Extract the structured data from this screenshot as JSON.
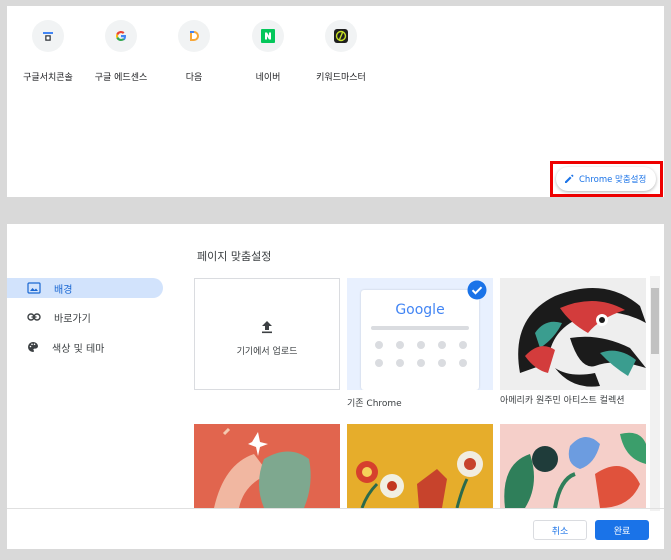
{
  "shortcuts": [
    {
      "label": "구글서치콘솔",
      "icon": "search-console-icon"
    },
    {
      "label": "구글 에드센스",
      "icon": "google-g-icon"
    },
    {
      "label": "다음",
      "icon": "daum-icon"
    },
    {
      "label": "네이버",
      "icon": "naver-icon"
    },
    {
      "label": "키워드마스터",
      "icon": "keyword-master-icon"
    }
  ],
  "customize": {
    "label": "Chrome 맞춤설정"
  },
  "dialog": {
    "title": "페이지 맞춤설정",
    "nav": [
      {
        "label": "배경",
        "icon": "background-icon",
        "active": true
      },
      {
        "label": "바로가기",
        "icon": "link-icon",
        "active": false
      },
      {
        "label": "색상 및 테마",
        "icon": "palette-icon",
        "active": false
      }
    ],
    "upload_label": "기기에서 업로드",
    "google_logo": "Google",
    "tiles": [
      {
        "label": "기존 Chrome"
      },
      {
        "label": "아메리카 원주민 아티스트 컬렉션"
      }
    ],
    "cancel_label": "취소",
    "done_label": "완료"
  },
  "colors": {
    "accent": "#1a73e8",
    "highlight_border": "#e00000",
    "nav_active_bg": "#d2e3fc"
  }
}
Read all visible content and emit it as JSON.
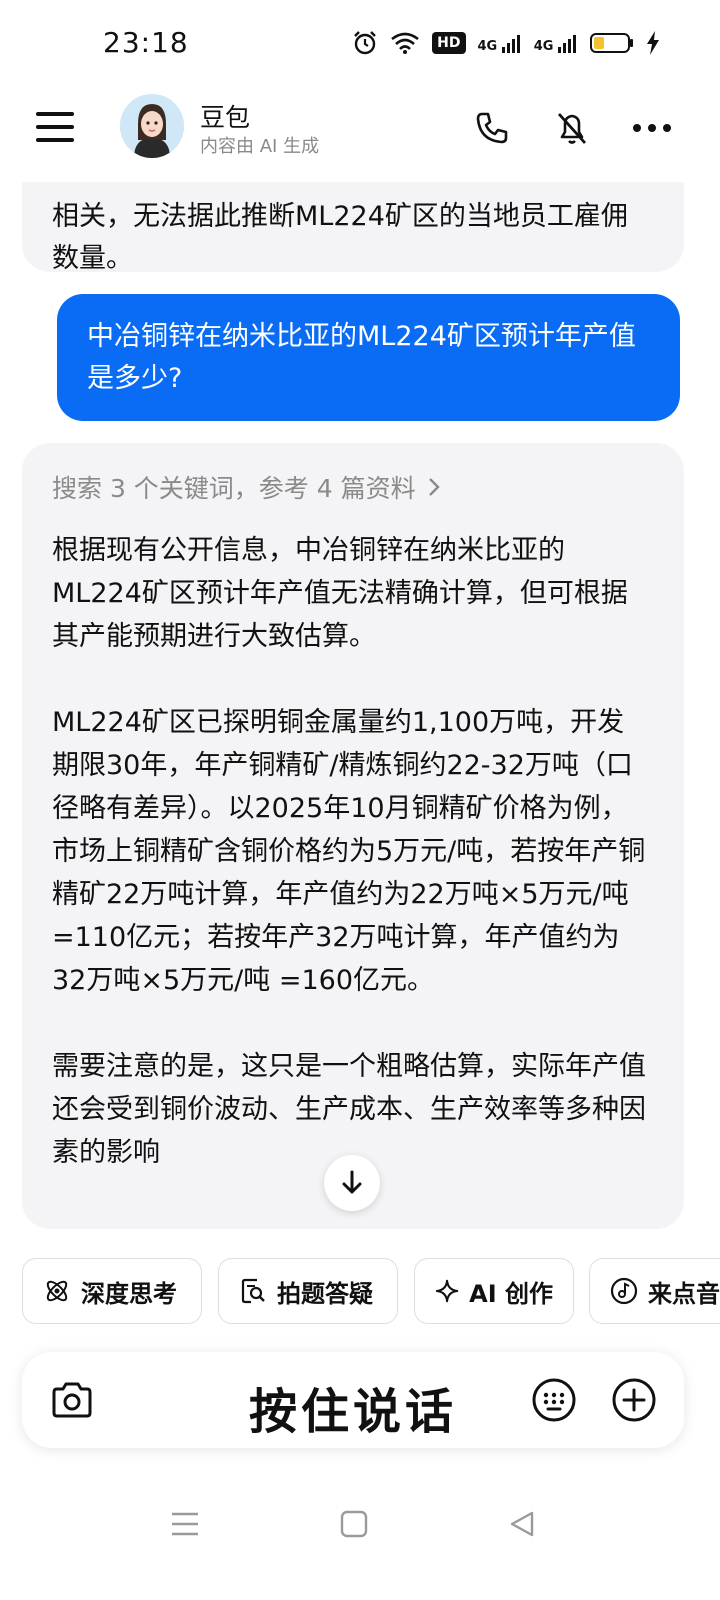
{
  "status_bar": {
    "time": "23:18",
    "icons": [
      "alarm-icon",
      "wifi-icon",
      "hd-badge",
      "signal-4g-icon",
      "signal-4g-icon",
      "battery-icon",
      "charging-icon"
    ],
    "hd_label": "HD",
    "net_label_1": "4G",
    "net_label_2": "4G"
  },
  "header": {
    "title": "豆包",
    "subtitle": "内容由 AI 生成",
    "icons": [
      "menu-icon",
      "phone-icon",
      "mute-icon",
      "more-icon"
    ]
  },
  "messages": {
    "prev_ai_tail": "相关，无法据此推断ML224矿区的当地员工雇佣数量。",
    "user": "中冶铜锌在纳米比亚的ML224矿区预计年产值是多少?",
    "ai": {
      "search_summary": "搜索 3 个关键词，参考 4 篇资料",
      "paragraph_1": "根据现有公开信息，中冶铜锌在纳米比亚的ML224矿区预计年产值无法精确计算，但可根据其产能预期进行大致估算。",
      "paragraph_2": "ML224矿区已探明铜金属量约1,100万吨，开发期限30年，年产铜精矿/精炼铜约22-32万吨（口径略有差异）。以2025年10月铜精矿价格为例，市场上铜精矿含铜价格约为5万元/吨，若按年产铜精矿22万吨计算，年产值约为22万吨×5万元/吨 =110亿元；若按年产32万吨计算，年产值约为32万吨×5万元/吨 =160亿元。",
      "paragraph_3": "需要注意的是，这只是一个粗略估算，实际年产值还会受到铜价波动、生产成本、生产效率等多种因素的影响"
    }
  },
  "chips": [
    {
      "label": "深度思考",
      "icon": "atom-icon"
    },
    {
      "label": "拍题答疑",
      "icon": "photo-search-icon"
    },
    {
      "label": "AI 创作",
      "icon": "sparkle-icon"
    },
    {
      "label": "来点音乐",
      "icon": "music-icon"
    }
  ],
  "input_bar": {
    "hold_to_talk": "按住说话",
    "icons": [
      "camera-icon",
      "keyboard-icon",
      "plus-icon"
    ]
  },
  "nav_bar": {
    "icons": [
      "recents-icon",
      "home-icon",
      "back-icon"
    ]
  }
}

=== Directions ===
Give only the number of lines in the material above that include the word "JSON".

=== Answer to the problem ===
2